(RECORDS FOR THE TASK)
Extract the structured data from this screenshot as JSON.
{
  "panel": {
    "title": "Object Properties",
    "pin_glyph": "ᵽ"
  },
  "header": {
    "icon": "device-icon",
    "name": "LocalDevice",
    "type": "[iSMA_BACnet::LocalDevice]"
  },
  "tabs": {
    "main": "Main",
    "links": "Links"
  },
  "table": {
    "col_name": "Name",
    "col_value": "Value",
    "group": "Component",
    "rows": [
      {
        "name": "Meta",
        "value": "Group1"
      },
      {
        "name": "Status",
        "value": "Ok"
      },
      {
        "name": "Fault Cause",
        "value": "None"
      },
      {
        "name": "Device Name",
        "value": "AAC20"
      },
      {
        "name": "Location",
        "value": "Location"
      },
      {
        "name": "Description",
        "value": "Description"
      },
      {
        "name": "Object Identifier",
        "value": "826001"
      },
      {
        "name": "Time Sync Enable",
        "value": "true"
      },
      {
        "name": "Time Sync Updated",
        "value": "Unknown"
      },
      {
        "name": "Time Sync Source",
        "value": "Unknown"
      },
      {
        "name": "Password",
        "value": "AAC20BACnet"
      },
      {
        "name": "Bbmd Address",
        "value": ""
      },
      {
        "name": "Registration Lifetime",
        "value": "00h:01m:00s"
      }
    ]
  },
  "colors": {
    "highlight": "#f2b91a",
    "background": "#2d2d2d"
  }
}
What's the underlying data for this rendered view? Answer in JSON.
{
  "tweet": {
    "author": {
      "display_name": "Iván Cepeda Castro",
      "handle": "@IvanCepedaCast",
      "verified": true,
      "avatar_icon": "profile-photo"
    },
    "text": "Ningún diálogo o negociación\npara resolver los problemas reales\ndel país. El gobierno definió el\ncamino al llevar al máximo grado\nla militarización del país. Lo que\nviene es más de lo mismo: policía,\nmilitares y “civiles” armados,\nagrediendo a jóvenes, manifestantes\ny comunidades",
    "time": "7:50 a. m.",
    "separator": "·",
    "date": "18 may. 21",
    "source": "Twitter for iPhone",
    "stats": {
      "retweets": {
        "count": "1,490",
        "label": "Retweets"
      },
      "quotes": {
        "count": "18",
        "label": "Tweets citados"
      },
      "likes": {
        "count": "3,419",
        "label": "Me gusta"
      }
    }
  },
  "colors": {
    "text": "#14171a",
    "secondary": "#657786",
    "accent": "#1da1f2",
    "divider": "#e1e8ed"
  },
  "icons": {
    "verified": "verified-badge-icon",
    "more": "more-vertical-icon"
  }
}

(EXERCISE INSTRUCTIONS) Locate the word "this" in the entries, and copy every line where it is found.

(RESPONSE TO THE EXERCISE)
Extract the structured data from this screenshot as JSON.
What's the underlying data for this rendered view? Answer in JSON.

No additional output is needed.